FAQ

What do I do if my partner does not want to come to couples counselling?

It very often happens that one of the partner is not so keen on coming to couples counselling. And fortunately or unfortunately, it is not possible to force them come. Sometimes people say they are willing to come to just one session, and that many times opens the way to further counselling sessions. It is also an option to come on your own instead. Sometimes changes you make for yourself individually will already positively influence your relationship. If one person changes, the other person often changes their position too.

How many sessions will I or we need?

This is difficult to say, as it of course really depends on your situation. My approach of systemic psychotherapy is a so-called short-term form of counselling, and on average people will have about 8-12 sessions. These sessions are often spaced out over a period of 3-5 months. However, some clients I see are happy to move on after 3 sessions, and others I have been seeing for more than a year. What most people opt for is a more intensive time of weekly or biweekly sessions at first and then space it out more and more as you move out of the initial crisis stage. So it is all up to you, and I will ask you after each session if you feel you want to schedule another one or you are going to be fine on your own for a while.

Are your sessions covered by the regular Krankenkassen?

No. In general, couples and family counselling are not covered by the Krankenkassen in Germany. Individual therapy can be covered if you have a so-called “Zusatzbeitrag” (i.e. you pay something extra each month on top of the regular insurance) that covers “Heilpraktiker fuer Psychotherapie” . Individual sessions can also be covered if you have a private insurance.
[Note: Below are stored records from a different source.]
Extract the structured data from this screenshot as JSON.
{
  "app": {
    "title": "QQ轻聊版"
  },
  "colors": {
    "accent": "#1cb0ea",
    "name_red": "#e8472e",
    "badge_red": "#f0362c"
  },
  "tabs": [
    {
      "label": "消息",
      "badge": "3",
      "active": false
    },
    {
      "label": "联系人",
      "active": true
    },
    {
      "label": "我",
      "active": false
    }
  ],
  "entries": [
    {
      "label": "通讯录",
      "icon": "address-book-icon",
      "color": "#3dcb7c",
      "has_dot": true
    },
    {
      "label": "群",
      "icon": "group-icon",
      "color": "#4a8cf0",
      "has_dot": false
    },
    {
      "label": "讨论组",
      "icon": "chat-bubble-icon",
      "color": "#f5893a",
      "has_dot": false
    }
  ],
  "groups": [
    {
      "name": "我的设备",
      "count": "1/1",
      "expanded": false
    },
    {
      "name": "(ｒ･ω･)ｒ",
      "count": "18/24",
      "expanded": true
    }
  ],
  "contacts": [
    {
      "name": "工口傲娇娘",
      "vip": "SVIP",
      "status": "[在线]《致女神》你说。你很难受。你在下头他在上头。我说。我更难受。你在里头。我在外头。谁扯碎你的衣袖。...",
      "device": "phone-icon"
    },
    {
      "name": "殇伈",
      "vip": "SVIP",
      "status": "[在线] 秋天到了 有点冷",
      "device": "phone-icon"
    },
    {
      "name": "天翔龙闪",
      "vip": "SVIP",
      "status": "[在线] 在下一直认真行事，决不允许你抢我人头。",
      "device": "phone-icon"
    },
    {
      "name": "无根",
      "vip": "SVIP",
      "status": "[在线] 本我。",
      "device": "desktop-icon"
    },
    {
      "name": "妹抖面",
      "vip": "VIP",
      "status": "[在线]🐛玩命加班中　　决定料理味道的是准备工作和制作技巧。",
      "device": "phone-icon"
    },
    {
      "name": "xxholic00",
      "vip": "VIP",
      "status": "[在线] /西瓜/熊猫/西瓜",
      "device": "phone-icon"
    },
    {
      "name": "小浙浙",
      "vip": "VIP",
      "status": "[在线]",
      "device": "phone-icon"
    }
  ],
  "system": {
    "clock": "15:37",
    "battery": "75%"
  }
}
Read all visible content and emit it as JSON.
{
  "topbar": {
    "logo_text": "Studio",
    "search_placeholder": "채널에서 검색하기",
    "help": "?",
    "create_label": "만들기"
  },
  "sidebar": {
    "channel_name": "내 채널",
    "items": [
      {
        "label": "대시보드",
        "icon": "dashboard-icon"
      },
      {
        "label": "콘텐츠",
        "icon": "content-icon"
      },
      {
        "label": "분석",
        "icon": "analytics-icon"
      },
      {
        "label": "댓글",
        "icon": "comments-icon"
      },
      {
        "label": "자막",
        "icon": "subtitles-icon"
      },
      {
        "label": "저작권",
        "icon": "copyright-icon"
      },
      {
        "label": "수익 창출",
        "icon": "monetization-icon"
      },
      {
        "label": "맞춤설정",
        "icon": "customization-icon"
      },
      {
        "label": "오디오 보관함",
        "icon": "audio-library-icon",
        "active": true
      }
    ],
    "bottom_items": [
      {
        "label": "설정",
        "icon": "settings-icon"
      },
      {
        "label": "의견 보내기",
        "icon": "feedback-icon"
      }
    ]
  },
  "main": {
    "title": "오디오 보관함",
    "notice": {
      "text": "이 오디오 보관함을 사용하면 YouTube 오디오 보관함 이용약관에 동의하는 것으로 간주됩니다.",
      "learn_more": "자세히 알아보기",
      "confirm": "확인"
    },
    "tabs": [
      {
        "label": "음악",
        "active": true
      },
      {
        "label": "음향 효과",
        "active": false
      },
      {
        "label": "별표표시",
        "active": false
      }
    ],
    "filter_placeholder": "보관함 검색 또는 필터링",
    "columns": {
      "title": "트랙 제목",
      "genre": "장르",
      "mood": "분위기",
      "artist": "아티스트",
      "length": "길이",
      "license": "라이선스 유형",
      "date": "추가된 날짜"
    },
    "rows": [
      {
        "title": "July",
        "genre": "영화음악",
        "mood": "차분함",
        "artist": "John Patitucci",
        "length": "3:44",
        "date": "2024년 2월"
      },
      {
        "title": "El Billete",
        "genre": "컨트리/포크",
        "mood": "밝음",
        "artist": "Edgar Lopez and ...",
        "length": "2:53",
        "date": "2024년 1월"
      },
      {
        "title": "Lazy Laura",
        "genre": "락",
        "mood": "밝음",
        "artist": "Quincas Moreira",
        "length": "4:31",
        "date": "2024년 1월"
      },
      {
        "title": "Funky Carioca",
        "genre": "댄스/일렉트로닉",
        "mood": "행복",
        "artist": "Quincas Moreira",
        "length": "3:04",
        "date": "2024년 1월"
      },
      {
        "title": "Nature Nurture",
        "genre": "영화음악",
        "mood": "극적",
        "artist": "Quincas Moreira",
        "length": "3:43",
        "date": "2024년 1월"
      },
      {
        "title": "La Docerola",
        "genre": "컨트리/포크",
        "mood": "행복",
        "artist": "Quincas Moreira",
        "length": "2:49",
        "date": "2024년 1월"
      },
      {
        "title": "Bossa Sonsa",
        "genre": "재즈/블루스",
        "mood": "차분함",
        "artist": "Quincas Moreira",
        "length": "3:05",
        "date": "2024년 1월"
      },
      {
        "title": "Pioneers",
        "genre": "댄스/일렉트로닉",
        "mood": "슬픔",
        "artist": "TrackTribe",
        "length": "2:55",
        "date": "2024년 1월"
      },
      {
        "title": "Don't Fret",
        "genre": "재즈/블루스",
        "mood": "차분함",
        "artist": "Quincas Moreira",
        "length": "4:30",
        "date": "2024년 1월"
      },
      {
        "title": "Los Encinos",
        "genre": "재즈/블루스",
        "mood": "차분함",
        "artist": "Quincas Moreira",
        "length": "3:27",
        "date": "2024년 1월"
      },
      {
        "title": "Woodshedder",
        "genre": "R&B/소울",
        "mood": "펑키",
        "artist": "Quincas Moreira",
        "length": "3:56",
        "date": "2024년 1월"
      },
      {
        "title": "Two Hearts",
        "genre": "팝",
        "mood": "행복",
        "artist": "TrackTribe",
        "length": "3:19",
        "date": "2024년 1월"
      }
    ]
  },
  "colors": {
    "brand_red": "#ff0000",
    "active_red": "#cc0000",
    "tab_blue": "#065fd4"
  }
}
Why is it so difficult to find an English speaking psychologist or psychotherapist who is paid by the Krankenkassen?

In order for sessions to be covered by the Krankenkassen, a psychologist/psychotherapist needs to have a so-called “Approbation” which one can only receive if you have done all of your training in Germany.

How do I find an English speaking psychiatrist in Berlin?

This is no easy feat, but please try to call as many as you can, and eventually you will be able to find someone who is currently taking on new patients. To find a psychiatrist who speaks English, please visit: http://www.kvberlin.de/60arztsuche/index.html The website is in German, but if you go on the subpage under Arztsuche called “Erweiterte Suche”, please select under “Fachgebiete” – Psychiatrie, then go to “Sprache” and select “Englisch”. There is a list of people, and you can narrow your search by choosing your local area under “Berliner Stadtteile”. If it takes you too long, do consider calling the “psychiatrische Institutsambulanz” at your local clinic. They should have shorter waiting times, especially if your situation is urgent.

What is the difference between a psychiatrist and a psychologist?

As a psychologist I studied human behaviour, emotions, and relationships, and provide so-called “talking therapy”. A psychiatrist is a doctor, specialised in mental illness, and will prescribe medication. Some psychiatrists did additional training in psychotherapy, and can therefore provide both medication and talking therapy.

Do you speak German?

Yes, I speak fluent German and often use both English and German in the sessions with couples where one of the partners is German, if desired.